The Challenges of Humane Wildlife Removal with Flat RoofsThese architectural features introduce some new challenges for wildlife control. The most significant is that since they are mostly free from human activity, animals can go unnoticed both on roofs and in crawl spaces for an extended time. This means that wildlife can build nests and dens and otherwise settle in. Another key challenge is that the “attic” spaces are too small for a person to navigate. They also rarely have entry points intended for humans. Therefore, locating and accessing nests can be extremely difficult. People are most likely to experience wildlife issues in their crawl spaces during baby season. The immobile young need to be reached and safely removed to solve the problem. The mothers will keep returning if their babies are still nesting in the roof. In many cases, removing these nests and dens means cutting a hole in the roof to gain access, but it is not easy to figure out exactly where to cut that hole from the outside. “We cut through the roof precisely where the babies and internal damage is located,” says Chris Grabas, the manager of the Skedaddle Montreal location. “But that is very difficult to predict without the ability to physically see inside of the attic space. Sometimes, customers opt to risk wildlife damage and wait the 12-week period until the babies are fully-fledged, so we are able to install one-way doors and allow the now mobile babies to free themselves from the space.” The one advantage of the flat roofs is that they are much easier to walk on than a sloped roof. So although the crawl space adds a lot of challenges, the roof itself is easier to work with.
How Skedaddle Approaches Wildlife ControlAs our name implies, Skedaddle focuses on humane wildlife removal and control. We emphasize humane techniques not just because they are the right thing to do, but also because in our 30 years of business, we have found they are much more effective. Our approach works with wildlife behaviour rather than against it. When we are called in for removal, we use a three-step process. This helps to ensure long-term results:

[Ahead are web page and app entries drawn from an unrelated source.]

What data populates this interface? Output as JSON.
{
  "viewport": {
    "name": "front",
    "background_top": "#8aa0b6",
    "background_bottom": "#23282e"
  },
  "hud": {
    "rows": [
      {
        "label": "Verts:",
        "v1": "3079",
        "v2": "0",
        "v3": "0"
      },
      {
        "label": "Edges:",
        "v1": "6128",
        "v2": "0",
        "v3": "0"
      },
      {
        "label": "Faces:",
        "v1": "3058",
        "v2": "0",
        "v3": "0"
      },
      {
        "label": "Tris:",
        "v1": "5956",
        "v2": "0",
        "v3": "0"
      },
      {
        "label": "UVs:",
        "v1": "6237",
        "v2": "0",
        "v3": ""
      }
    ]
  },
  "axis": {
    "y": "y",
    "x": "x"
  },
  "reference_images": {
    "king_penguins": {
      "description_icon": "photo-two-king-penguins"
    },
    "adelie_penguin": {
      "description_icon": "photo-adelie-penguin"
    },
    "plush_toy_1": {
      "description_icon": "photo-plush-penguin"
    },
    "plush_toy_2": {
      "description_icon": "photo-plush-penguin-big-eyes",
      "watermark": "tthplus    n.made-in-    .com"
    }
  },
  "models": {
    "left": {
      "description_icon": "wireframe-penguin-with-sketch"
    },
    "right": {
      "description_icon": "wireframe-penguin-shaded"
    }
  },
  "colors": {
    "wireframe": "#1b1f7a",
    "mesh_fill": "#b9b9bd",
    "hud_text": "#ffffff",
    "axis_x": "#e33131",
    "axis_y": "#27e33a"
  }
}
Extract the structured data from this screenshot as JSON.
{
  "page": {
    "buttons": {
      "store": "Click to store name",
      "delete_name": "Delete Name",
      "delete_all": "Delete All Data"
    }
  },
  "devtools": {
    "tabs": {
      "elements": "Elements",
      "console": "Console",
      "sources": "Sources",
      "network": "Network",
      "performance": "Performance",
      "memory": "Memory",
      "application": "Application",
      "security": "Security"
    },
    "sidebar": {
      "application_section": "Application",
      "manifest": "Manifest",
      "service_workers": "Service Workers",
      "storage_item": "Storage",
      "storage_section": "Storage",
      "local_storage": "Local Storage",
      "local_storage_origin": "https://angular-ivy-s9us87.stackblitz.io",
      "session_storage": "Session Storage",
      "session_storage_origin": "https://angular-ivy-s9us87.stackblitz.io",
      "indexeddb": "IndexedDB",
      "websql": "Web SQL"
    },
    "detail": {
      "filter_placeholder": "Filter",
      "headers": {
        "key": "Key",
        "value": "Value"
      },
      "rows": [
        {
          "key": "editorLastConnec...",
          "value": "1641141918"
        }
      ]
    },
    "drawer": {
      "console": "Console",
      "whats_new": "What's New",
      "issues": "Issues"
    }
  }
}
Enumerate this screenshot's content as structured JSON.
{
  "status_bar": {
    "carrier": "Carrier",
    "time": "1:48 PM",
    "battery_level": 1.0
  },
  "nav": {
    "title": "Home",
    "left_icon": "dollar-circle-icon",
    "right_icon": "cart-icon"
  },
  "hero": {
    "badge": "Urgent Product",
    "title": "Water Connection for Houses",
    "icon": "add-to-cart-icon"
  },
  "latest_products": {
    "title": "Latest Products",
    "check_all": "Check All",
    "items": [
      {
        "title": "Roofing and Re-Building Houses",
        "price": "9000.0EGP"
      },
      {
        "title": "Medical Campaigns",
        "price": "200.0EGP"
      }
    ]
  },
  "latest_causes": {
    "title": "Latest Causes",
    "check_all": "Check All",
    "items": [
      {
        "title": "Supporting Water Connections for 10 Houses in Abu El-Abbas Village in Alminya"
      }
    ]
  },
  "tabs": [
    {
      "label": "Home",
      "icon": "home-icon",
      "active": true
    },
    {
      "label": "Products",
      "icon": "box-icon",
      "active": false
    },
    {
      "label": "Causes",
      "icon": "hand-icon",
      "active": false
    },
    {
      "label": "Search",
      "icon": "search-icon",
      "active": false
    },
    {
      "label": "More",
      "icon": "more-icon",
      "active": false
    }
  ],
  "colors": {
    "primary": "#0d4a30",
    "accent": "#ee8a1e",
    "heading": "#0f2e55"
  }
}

- Assess the problem and remove the wildlife.
- Clear and clean the areas affected by the wildlife infestation.
- Protect the structure and prevent further issues by sealing all possible entry points.